Before I move onto the recent work I would like to update you how the pool pass is settling in. After being repeatedly battered by high flows the structure has stayed put and is bedding in nicely. The clean Purbeck stones have dulled with algae and vegetation which had been previously overshaded is beginning to establish on the banks. Plenty of roach, dace and chub have taken up residence in the top two pools, as spotted by the keen angler’s eyes of the TAC guys this week.
The final stage in making this unsightly structure passable was to address the fast and shallow flows down the spillway and through the culvert. Darryl-Clifton Dey at the EA very kindly donated 11 purpose built recycled plastic baffles to the cause. Under the skilled hands of Norm Fairey, the baffles were cut, drilled and had stainless steel angle attached. This meant that they could be taken out of the van, put into their predetermined positions and secured. Sounds simple and in truth it was. Needless to say some head scratching and minor on-site modifications were required but generally speaking it worked incredibly well.
Great help and good company came from the Thames Anglers’ Conservancy guys, Dave Harvey, Keith Collett and Patrick Barker who kindly gave up two days to help with the project. The weather behaved, river levels were kindly low and with teamwork to be proud of, the job was a pleasure to be part of.
The result, a completely passable structure. Flows down the previously impassable spillway are now slower and deeper. The water snakes and winds its way through the staggered 300mm gaps in each baffle line. The shallow point through the culvert now has more than enough depth for fish to pass.
With this site now passable, the work over the previous two and a half years through the Defra funded Catchment Restoration Fund has opened up the upper 6.5km of the Hogsmill.
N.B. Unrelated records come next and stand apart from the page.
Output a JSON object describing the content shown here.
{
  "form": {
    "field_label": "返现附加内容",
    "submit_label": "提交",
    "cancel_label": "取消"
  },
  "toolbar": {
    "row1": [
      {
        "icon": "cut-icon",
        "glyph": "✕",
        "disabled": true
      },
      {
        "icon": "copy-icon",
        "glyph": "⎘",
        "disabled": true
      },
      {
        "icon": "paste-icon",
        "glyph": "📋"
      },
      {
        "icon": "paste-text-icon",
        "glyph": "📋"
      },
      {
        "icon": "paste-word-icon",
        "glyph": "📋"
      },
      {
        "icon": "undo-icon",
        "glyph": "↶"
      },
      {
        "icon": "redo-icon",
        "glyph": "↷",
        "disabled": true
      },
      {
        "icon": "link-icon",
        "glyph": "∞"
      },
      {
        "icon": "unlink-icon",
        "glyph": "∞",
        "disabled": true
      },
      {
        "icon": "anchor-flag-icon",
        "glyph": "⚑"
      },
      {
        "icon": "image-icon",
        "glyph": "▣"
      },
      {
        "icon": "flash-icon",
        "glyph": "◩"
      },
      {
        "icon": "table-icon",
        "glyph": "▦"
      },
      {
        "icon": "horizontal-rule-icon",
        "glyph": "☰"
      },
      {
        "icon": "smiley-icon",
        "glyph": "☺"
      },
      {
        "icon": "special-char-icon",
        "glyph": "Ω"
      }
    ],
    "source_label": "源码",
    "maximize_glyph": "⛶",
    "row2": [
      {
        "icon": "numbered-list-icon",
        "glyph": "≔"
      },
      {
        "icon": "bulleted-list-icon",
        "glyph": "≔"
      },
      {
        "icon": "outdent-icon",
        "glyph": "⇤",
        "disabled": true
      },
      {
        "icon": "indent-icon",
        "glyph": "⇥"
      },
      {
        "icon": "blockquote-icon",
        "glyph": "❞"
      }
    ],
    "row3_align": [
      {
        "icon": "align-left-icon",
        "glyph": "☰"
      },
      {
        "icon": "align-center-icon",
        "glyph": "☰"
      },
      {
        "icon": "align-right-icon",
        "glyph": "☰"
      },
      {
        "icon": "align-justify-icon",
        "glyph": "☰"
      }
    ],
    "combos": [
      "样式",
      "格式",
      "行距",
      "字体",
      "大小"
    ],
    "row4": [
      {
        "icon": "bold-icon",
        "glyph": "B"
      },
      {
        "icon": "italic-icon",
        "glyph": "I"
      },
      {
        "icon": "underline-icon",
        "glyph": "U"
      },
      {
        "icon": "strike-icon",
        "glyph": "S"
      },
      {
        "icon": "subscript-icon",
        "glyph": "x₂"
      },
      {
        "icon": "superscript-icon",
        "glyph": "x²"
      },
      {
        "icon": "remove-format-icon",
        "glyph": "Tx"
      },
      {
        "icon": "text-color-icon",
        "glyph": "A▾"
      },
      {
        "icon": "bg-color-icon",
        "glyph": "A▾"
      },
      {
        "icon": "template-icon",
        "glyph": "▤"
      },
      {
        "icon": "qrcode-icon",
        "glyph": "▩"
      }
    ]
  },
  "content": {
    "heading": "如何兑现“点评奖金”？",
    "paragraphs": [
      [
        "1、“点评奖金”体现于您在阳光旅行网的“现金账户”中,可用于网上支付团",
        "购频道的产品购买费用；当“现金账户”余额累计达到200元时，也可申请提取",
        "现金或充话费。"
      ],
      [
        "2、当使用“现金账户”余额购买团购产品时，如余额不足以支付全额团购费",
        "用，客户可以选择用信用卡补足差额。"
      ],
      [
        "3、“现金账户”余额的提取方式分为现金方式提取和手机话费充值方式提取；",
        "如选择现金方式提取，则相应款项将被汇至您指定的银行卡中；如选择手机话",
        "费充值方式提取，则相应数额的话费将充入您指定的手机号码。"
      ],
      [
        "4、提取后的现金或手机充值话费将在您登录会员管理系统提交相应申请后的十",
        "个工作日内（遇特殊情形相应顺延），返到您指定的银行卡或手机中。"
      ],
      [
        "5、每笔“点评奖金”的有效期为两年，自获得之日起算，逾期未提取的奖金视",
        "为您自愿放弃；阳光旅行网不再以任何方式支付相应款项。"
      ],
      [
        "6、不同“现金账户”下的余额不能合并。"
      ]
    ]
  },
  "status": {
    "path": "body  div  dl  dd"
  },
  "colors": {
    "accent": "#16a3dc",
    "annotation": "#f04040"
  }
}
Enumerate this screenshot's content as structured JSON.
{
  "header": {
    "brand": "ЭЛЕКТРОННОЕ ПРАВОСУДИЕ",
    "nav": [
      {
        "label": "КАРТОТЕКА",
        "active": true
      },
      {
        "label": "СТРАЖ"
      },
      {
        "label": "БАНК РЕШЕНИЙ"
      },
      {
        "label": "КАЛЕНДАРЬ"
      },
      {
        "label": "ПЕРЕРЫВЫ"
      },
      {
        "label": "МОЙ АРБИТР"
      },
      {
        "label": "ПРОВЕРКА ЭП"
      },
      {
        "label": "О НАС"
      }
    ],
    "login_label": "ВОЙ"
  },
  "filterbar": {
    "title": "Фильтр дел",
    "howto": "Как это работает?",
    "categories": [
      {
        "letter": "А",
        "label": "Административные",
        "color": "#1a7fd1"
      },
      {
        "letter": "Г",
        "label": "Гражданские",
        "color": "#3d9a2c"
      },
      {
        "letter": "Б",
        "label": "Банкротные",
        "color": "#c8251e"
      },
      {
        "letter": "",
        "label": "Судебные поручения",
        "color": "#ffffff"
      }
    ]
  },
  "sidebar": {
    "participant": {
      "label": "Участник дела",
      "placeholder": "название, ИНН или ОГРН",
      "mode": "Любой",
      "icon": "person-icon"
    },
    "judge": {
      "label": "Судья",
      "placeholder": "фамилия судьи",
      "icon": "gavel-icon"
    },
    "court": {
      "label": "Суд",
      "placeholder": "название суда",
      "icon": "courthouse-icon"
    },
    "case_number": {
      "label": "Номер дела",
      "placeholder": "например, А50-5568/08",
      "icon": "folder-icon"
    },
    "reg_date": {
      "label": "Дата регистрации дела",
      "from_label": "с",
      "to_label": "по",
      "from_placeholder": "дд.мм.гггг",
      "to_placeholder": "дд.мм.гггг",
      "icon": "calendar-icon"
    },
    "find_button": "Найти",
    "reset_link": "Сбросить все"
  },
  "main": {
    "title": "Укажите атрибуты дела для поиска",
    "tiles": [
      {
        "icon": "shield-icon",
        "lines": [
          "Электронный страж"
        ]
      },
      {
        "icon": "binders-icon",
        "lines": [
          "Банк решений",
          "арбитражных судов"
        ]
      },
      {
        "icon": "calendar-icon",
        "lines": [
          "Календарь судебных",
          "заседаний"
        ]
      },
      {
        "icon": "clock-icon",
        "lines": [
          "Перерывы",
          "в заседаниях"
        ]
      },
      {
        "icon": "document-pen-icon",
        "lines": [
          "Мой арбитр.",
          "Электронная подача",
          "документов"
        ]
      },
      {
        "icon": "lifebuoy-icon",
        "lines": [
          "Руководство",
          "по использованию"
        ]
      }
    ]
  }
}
This has involved the removal of four weirs, two large scale close-to-nature pool passes, one rock ramp and two baffle installations. The work is not yet complete though, soon we will be addressing the last few structures that remain impassable downstream, meaning that the recently caught wild brown trout caught at Kingston can, in theory, swim up to the chalk stream waters in Ewell.
Once again, as always, we had the kind help of many to address this issue at the A3. Darryl at the EA for his advice and for providing the baffles, Norm for manufacturing them and of course, the much appreciated and brilliant input from the TAC guys. Thanks to you all.